Councilman Steve Cathey said he had some concerns that the plan includes a narrative of Casper’s history if the purpose of the commission is to focus on preservation.
“That to me is not preservation, it is history,” Cathey said. “That is what the historic society is supposed to be doing, not the preservation commission.”
However, other council members said that the narrative was thorough and provides important context.
“I look at that and think it is a neat little back drop,” Councilman Mike Huber said. “I think it is real cool to have that in there.”
Councilman Charlie Powell agreed.
“I just want to compliment whoever put that history together,” he said. “That’s the most thorough, concise review of what’s happened here that I’ve ever come across.”
He added that “any opportunity we have to educate the public about the importance of the history here I think is a good thing.”
The council plans to consider formally adopting the plan at their next regular meeting.
NOTE: Since Oil City reporters have been unable to contact Johnson, perspectives from other members of the public are welcome. Whether you have thoughts you’d like to discuss about the Historic Preservation Plan or other aspects of Casper’s history or the role of minorities in the community, you can consider contacting us via email at firstname.lastname@example.org.
If you would like to contact members of the Casper City Council regarding this or any other issue, here is their contact information:
Mayor Steve Freel (Ward III, Term expires 1/3/23):
- (307) 259-1276
Vice Mayor Khrystyn Lutz (Ward I, Term expires 1/3/23):
- (307) 359-3673
Councilman Charlie Powell (Ward II, Term Expires 1/5/21):
- (307) 577-6042
Councilman Shawn Johnson (Ward II, Term expires 1/3/23):
- (307) 337-5057
- (307) 277-7377
Councilman Ken Bates (Ward II, Term expires 1/5/21):
- (307) 473-1247
Councilman Steve Cathey (Ward III, Term Expires 1/5/21):
- (307) 262-8237
Councilman Bob Hopkins (Ward I, Term expires 1/5/21):
- (307) 472-1837
Councilman Mike Huber (Ward I, Term expires 1/5/21):
- (307) 266-4188
Councilman Ray Pacheco (Ward III, Term expires 1/3/23):
- (307) 258-1226
Council members can also be reached by mail at: 200 N. David Street, 82601

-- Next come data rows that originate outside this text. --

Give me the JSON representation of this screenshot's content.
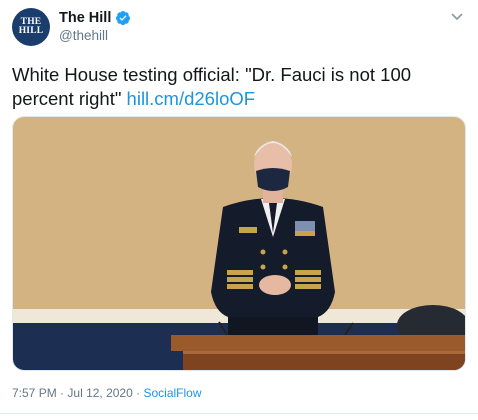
{
  "account": {
    "avatar_text": [
      "THE",
      "HILL"
    ],
    "display_name": "The Hill",
    "handle": "@thehill",
    "verified": true
  },
  "tweet": {
    "text": "White House testing official: \"Dr. Fauci is not 100 percent right\"",
    "link_text": "hill.cm/d26loOF",
    "image_alt": "Official in a dark naval dress uniform and face mask standing behind a wooden witness table"
  },
  "meta": {
    "time": "7:57 PM",
    "date": "Jul 12, 2020",
    "separator": "·",
    "source": "SocialFlow"
  },
  "colors": {
    "link": "#1b95e0",
    "verified": "#1da1f2",
    "secondary_text": "#657786",
    "avatar_bg": "#1b3d6d"
  },
  "icons": [
    "verified-badge-icon",
    "chevron-down-icon"
  ]
}
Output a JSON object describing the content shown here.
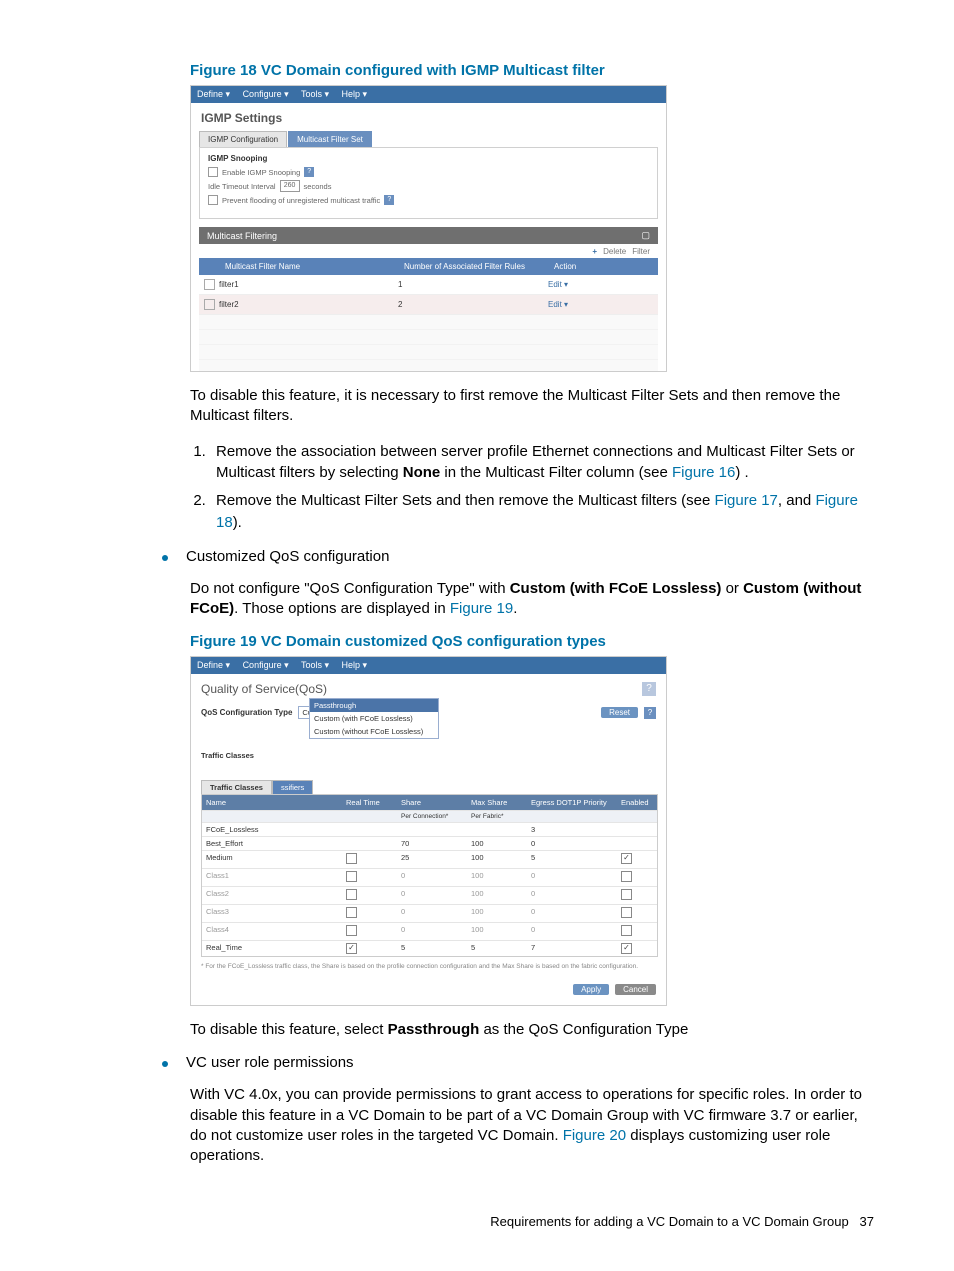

If you would like to contact members in your specific ward, but don’t know which ward you are in, a map is available at the City of Casper’s website.